[EXERCISE DETAILS] Match on the string "timestamp" in the entries below and return every matching line.

(Items from an interface collection)
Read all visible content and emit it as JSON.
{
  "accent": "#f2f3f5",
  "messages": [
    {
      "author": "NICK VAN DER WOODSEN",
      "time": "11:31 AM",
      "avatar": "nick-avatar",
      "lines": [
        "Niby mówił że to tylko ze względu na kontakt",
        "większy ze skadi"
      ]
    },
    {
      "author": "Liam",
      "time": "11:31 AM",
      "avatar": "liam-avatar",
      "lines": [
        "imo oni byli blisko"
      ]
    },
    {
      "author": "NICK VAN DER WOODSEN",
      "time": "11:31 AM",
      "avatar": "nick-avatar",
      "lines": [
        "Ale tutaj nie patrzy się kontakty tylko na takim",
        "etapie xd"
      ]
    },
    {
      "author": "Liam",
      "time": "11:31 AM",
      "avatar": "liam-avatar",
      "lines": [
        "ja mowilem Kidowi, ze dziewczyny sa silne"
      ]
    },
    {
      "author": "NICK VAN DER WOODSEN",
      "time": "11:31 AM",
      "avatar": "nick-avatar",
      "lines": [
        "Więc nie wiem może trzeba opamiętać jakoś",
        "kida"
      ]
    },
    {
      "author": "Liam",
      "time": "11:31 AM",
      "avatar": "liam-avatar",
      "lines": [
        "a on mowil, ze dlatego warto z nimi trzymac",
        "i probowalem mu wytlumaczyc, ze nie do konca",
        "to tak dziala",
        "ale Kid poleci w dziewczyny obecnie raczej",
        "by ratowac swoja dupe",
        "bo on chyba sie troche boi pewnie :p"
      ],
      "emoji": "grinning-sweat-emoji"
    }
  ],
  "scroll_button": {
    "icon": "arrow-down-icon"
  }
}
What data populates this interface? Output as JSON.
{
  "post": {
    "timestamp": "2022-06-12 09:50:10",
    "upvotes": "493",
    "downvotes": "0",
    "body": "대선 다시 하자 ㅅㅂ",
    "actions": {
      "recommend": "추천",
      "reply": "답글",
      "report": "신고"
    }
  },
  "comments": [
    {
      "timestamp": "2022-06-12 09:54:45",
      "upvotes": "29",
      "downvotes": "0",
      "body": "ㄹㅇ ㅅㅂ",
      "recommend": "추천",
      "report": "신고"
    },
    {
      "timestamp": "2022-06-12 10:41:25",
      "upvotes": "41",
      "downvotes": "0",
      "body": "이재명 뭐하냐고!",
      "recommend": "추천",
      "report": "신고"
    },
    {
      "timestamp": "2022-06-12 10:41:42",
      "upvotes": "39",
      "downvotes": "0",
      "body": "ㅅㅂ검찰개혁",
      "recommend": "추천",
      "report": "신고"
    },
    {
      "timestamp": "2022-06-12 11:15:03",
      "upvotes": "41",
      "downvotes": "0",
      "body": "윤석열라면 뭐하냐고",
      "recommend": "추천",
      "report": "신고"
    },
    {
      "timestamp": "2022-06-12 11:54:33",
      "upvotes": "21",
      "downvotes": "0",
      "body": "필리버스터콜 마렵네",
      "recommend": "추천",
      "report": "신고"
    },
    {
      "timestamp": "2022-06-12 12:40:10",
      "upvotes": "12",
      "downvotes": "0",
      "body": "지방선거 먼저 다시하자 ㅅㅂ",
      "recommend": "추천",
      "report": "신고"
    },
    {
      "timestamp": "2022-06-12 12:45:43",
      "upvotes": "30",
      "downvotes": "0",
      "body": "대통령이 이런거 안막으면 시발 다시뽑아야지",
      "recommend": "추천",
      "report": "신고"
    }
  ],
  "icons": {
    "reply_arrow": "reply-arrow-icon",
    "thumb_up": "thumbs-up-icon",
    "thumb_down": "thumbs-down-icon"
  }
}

[ANSWER SPACE]
    "timestamp": "2022-06-12 09:50:10",
      "timestamp": "2022-06-12 09:54:45",
      "timestamp": "2022-06-12 10:41:25",
      "timestamp": "2022-06-12 10:41:42",
      "timestamp": "2022-06-12 11:15:03",
      "timestamp": "2022-06-12 11:54:33",
      "timestamp": "2022-06-12 12:40:10",
      "timestamp": "2022-06-12 12:45:43",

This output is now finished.